Solicited by the OAH Committee on Part-time, Adjunct, and Contingent Faculty Employment (CPACE)

Saturday, April 17, 2021, 2:00 PM - 3:30 PM

Type: Workshop

Tags: Teaching and Pedagogy

Abstract

Pre-registration required

Limited to 40 people


The outbreak of Covid-19 has rewritten life on a global scale, particularly in the world of academe. Although the entire academy has encountered the economic and emotional shockwaves of the crisis, the burden has fallen particularly hard on adjuncts and contingent labor. Long accustomed to living on the margins of academe, contingent faculty are now acutely at risk from losses of classes, research funds, health insurance, and even yearly contracts. Scholars who spend their careers examining past crises and disasters have now ironically become reluctant witnesses to their own era of crisis. However, this also reminds us of the power of narratives—that behind every traumatizing job statistic reported by the Chronicle of Higher Education or H-Net—lies individual scholars with individual stories. Seeing the current job crisis through the eyes of those on the front lines cultivates more than sympathy for our colleagues; it also provides us with hard-won lessons about how to plot our future careers and the future of our profession. As such, this panel includes contingent faculty, labor activists, and scholars who have published on teaching during the coronavirus pandemic. Molly Ball’s “Everyday Life for Contingent Faculty in the Pandemic-Era University” examines the professional and personal challenges currently faced by women and other marginalized groups working as adjuncts in large universities across the nation. Trevor Griffey’s “Lecturers and Faculty Labor Unions during the COVID-19 Crisis: The View From California” provides an overview of the work experiences faced by non–tenure track faculty in California higher education and the ways that adjuncts have fought for job security in an increasingly chaotic academic job market. By sharing experiences, we can better prepare faculty from all ranks for an uncertain future.

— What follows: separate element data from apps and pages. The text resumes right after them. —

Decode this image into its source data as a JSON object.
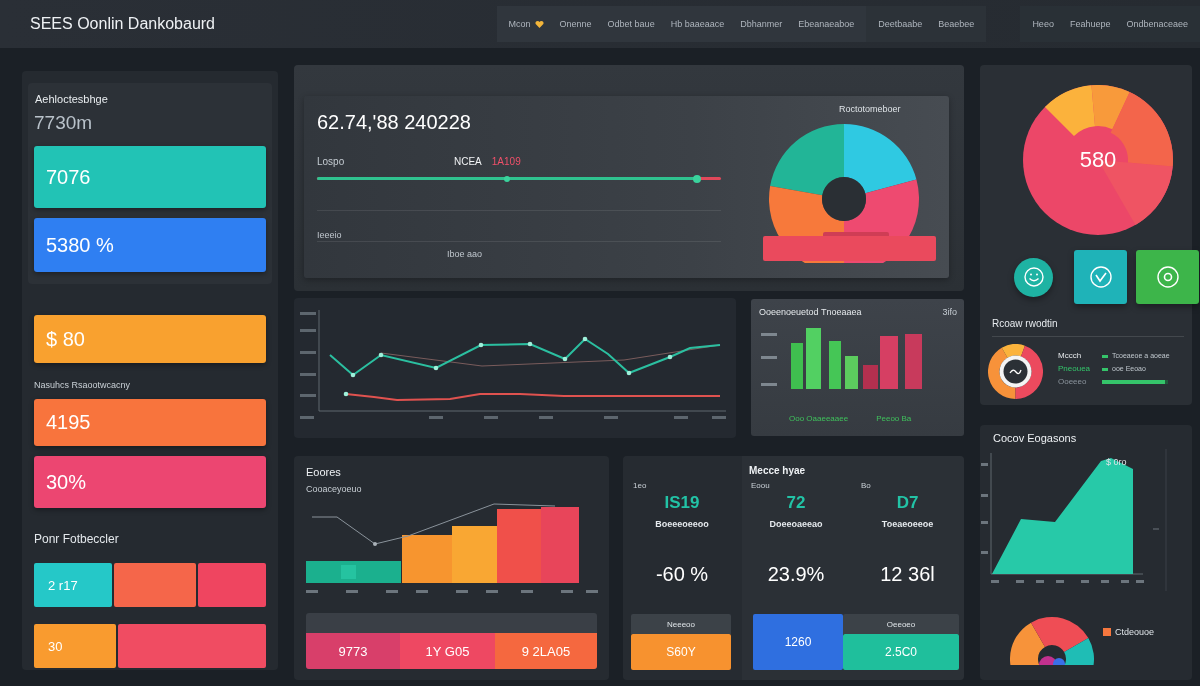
{
  "header": {
    "title": "SEES Oonlin Dankobaurd",
    "nav_groups": [
      {
        "items": [
          {
            "kind": "with-icon",
            "label": "Mcon"
          },
          {
            "kind": "plain",
            "label": "Onenne"
          },
          {
            "kind": "plain",
            "label": "Odbet baue"
          },
          {
            "kind": "plain",
            "label": "Hb baaeaace"
          },
          {
            "kind": "plain",
            "label": "Dbhanmer"
          },
          {
            "kind": "plain",
            "label": "Ebeanaeaboe"
          }
        ]
      },
      {
        "items": [
          {
            "kind": "plain",
            "label": "Deetbaabe"
          },
          {
            "kind": "plain",
            "label": "Beaebee"
          }
        ]
      },
      {
        "items": [
          {
            "kind": "plain",
            "label": "Heeo"
          },
          {
            "kind": "plain",
            "label": "Feahuepe"
          },
          {
            "kind": "plain",
            "label": "Ondbenaceaee"
          }
        ]
      }
    ]
  },
  "left_panel": {
    "title": "Aehloctesbhge",
    "value": "7730m",
    "top_cards": [
      {
        "value": "7076",
        "color": "#22c3b5"
      },
      {
        "value": "5380 %",
        "color": "#2f7ff2"
      }
    ],
    "groups": [
      {
        "kind": "cards",
        "cards": [
          {
            "value": "$ 80",
            "color": "#f9a12f"
          }
        ]
      },
      {
        "kind": "cards",
        "heading": "Nasuhcs Rsaootwcacny",
        "cards": [
          {
            "value": "4195",
            "color": "#f8743d"
          },
          {
            "value": "30%",
            "color": "#ec4671"
          }
        ]
      },
      {
        "kind": "split",
        "heading": "Ponr Fotbeccler",
        "bars": [
          {
            "segments": [
              {
                "value": "2 r17",
                "color": "#25c8c8"
              },
              {
                "color": "#f5664a"
              },
              {
                "color": "#ef4560"
              }
            ]
          },
          {
            "segments": [
              {
                "value": "30",
                "color": "#f99b2f"
              },
              {
                "color": "#f04c62"
              }
            ]
          }
        ]
      }
    ]
  },
  "summary_panel": {
    "value": "62.74,'88 240228",
    "labels": [
      {
        "kind": "muted",
        "text": "Lospo"
      },
      {
        "kind": "plain",
        "text": "NCEA"
      },
      {
        "kind": "alert",
        "text": "1A109"
      }
    ],
    "progress": {
      "level": 0.94
    },
    "axis_labels": [
      "Ieeeio",
      "Iboe aao"
    ],
    "donut_title": "Roctotomeboer"
  },
  "bar_panel": {
    "title": "Ooeenoeuetod Tnoeaaea",
    "value": "3ifo",
    "legend": [
      "Ooo Oaaeeaaee",
      "Peeoo Ba"
    ]
  },
  "sources_panel": {
    "title": "Eoores",
    "subtitle": "Cooaceyoeuo",
    "segments": [
      {
        "value": "9773",
        "color": "#d83f6a"
      },
      {
        "value": "1Y G05",
        "color": "#ee4862"
      },
      {
        "value": "9 2LA05",
        "color": "#f5683f"
      }
    ]
  },
  "metrics_panel": {
    "title": "Mecce hyae",
    "columns": [
      {
        "label": "1eo",
        "value": "IS19",
        "caption": "Boeeeoeeoo",
        "change": "-60 %"
      },
      {
        "label": "Eoou",
        "value": "72",
        "caption": "Doeeoaeeao",
        "change": "23.9%"
      },
      {
        "label": "Bo",
        "value": "D7",
        "caption": "Toeaeoeeoe",
        "change": "12 36l"
      }
    ],
    "tiles": [
      {
        "header": "Neeeoo",
        "value": "S60Y",
        "color": "#f7922f"
      },
      {
        "value": "1260",
        "color": "#2f6fe0"
      },
      {
        "header": "Oeeoeo",
        "value": "2.5C0",
        "color": "#1fbf9c"
      }
    ]
  },
  "gauge_panel": {
    "value": "580",
    "tiles": [
      {
        "kind": "round",
        "color": "#1eb3a3"
      },
      {
        "kind": "square",
        "color": "#1fb3b8"
      },
      {
        "kind": "square",
        "color": "#3db54a"
      }
    ],
    "heading": "Rcoaw rwodtin",
    "legend": [
      {
        "kind": "strong",
        "label": "Mccch"
      },
      {
        "kind": "positive",
        "label": "Pneouea"
      },
      {
        "kind": "muted",
        "label": "Ooeeeo"
      }
    ],
    "notes": [
      {
        "kind": "entry",
        "text": "Tcoeaeoe a aoeae"
      },
      {
        "kind": "entry",
        "text": "ooe Eeoao"
      },
      {
        "kind": "bar",
        "level": 0.95
      }
    ]
  },
  "growth_panel": {
    "title": "Cocov Eogasons",
    "value": "$ 0ro",
    "legend": "Ctdeouoe"
  }
}
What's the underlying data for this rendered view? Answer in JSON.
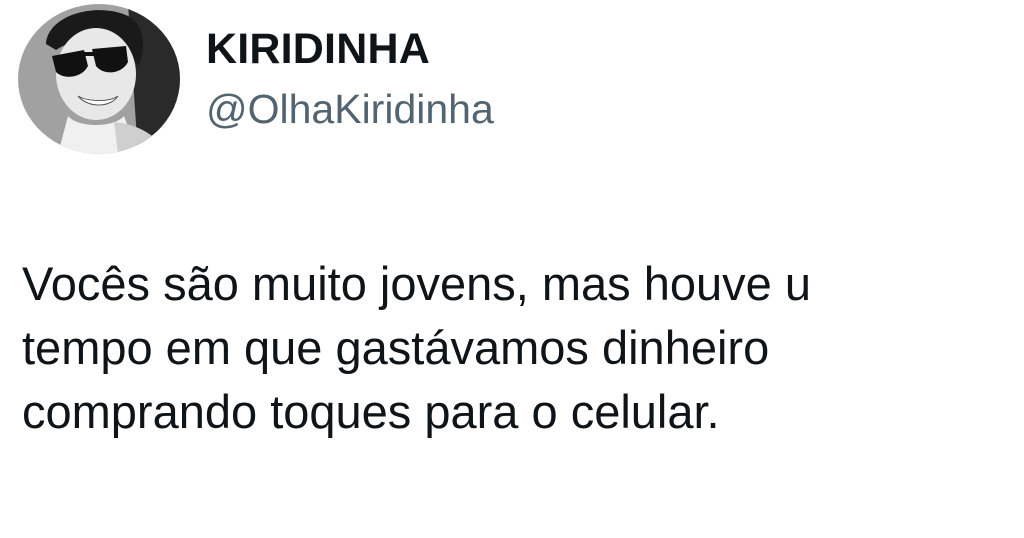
{
  "author": {
    "display_name": "KIRIDINHA",
    "handle": "@OlhaKiridinha",
    "avatar_icon": "profile-photo"
  },
  "tweet": {
    "lines": [
      "Vocês são muito jovens, mas houve u",
      "tempo em que gastávamos dinheiro",
      "comprando toques para o celular."
    ]
  },
  "colors": {
    "background": "#ffffff",
    "text": "#0f1419",
    "handle": "#536471"
  }
}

Papers Presented

Everyday Life for Contingent Faculty in the Pandemic-Era University

Contingent faculty face a range of challenges, uncertainties, and inequities in a typical academic-year cycle. The 2020 COVID-19 pandemic only served to heighten those professional anxieties, which were further compounded by personal anxieties. As women disproportionately occupy these positions, navigating everyday life for many contingent faculty meant the added burden of homeschooling, daycare work, food preparation and a considerable increase in emotional labor. This paper will explore the juncture of those responsibilities and the different strategies contingent faculty who are mothers used to adapt.

Presented By
Molly C. Ball

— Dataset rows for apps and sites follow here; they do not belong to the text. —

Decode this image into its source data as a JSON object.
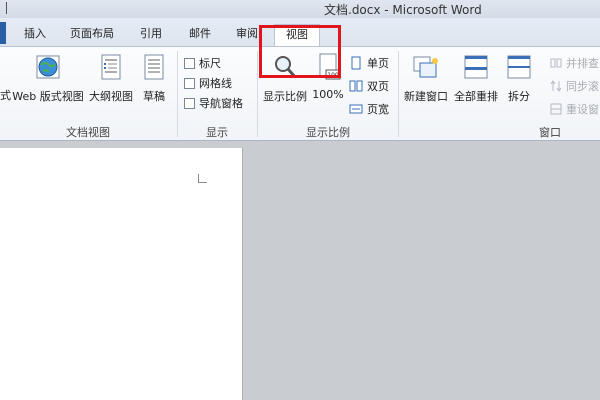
{
  "window": {
    "title": "文档.docx - Microsoft Word"
  },
  "tabs": [
    {
      "label": "插入"
    },
    {
      "label": "页面布局"
    },
    {
      "label": "引用"
    },
    {
      "label": "邮件"
    },
    {
      "label": "审阅"
    },
    {
      "label": "视图",
      "active": true
    }
  ],
  "ribbon": {
    "document_views": {
      "group_label": "文档视图",
      "partial_label": "式",
      "web_label": "Web 版式视图",
      "outline_label": "大纲视图",
      "draft_label": "草稿"
    },
    "show": {
      "group_label": "显示",
      "ruler_label": "标尺",
      "gridlines_label": "网格线",
      "navpane_label": "导航窗格"
    },
    "zoom": {
      "group_label": "显示比例",
      "zoom_label": "显示比例",
      "hundred_label": "100%",
      "one_page_label": "单页",
      "two_pages_label": "双页",
      "page_width_label": "页宽",
      "hundred_icon_text": "100"
    },
    "window": {
      "group_label": "窗口",
      "new_window_label": "新建窗口",
      "arrange_all_label": "全部重排",
      "split_label": "拆分",
      "side_by_side_label": "并排查",
      "sync_scroll_label": "同步滚",
      "reset_pos_label": "重设窗"
    }
  },
  "colors": {
    "highlight": "#e0161c",
    "accent": "#2c5ea8"
  }
}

Lecturers and Faculty Labor Unions during the COVID-19 Crisis: The View from California

This paper will provide an overview of the various forms of contingency experienced by over 60,000 non-tenure track faculty working in California’s public higher education system. It will also describe some of the ways that lecturers have sought to resist layoffs and fight for job security in the midst of a global pandemic, with a focus on the experience of 4,000 lecturers in the University of California system.

Presented By
Trevor Griffey, University of California, Irvine

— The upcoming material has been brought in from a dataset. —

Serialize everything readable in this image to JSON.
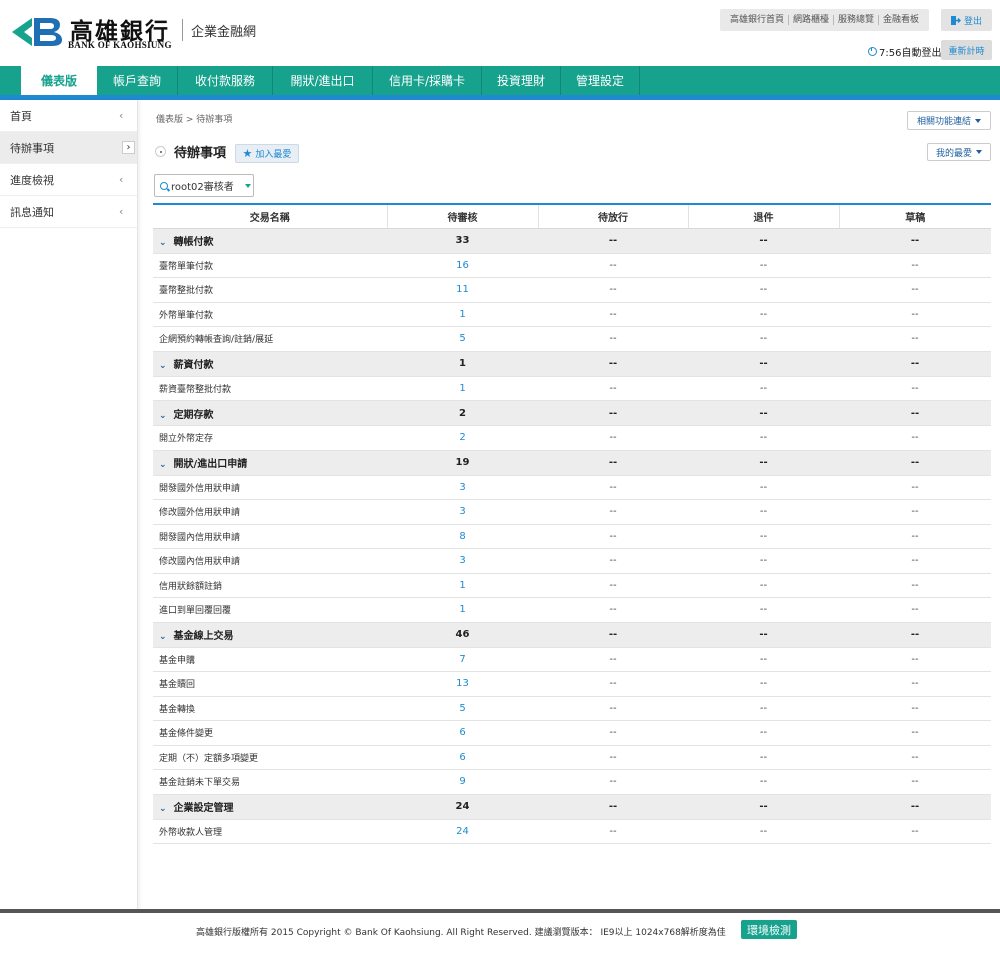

Session Participants

Chair: Thomas H. Cox, Sam Houston State University
Thomas H. Cox is associate professor of history at Sam Houston State University in Huntsville, Texas. He received his Ph.D. from the State University of New York at Buffalo. His first book Gibbons v. Ogden, Law, and Society in the Early Republic (Ohio University Press, 2009). He is currently working on a biography of the Delano family entitled “The Mandarins of Algonac: The Delano Family and the Making of U.S.-Chinese Relations.”

Presenter: Molly C. Ball
Molly Ball is an adjunct history lecturer at the University of Rochester. Her expertise is the intersection of gender, immigration, race, and class. She has published Navigating Life and Work in Old Republic São Paulo (University of Florida Press, 2020). She and her spouse, UR Associate Professor of History Sierra Silva, were recently featured in an article entitled “Faculty couple reflects on the challenges—and surprises—of pandemic life.”

Presenter: Trevor Griffey, University of California, Irvine
Trevor Griffey, PhD, is a lecturer in Labor Studies at UCLA and U.S. History at UC Irvine, and serves as Vice President of UC-AFT Local 2226 at UC Irvine.

Commentator: Naomi R Williams, Rutgers University
Naomi R Williams, Assistant Professor of Labor History at Rutgers University, researches working-class politics, contingent faculty advocacy, and social justice unionism. Her current book project examines the transformation of class identity and politics in the second half of the twentieth century.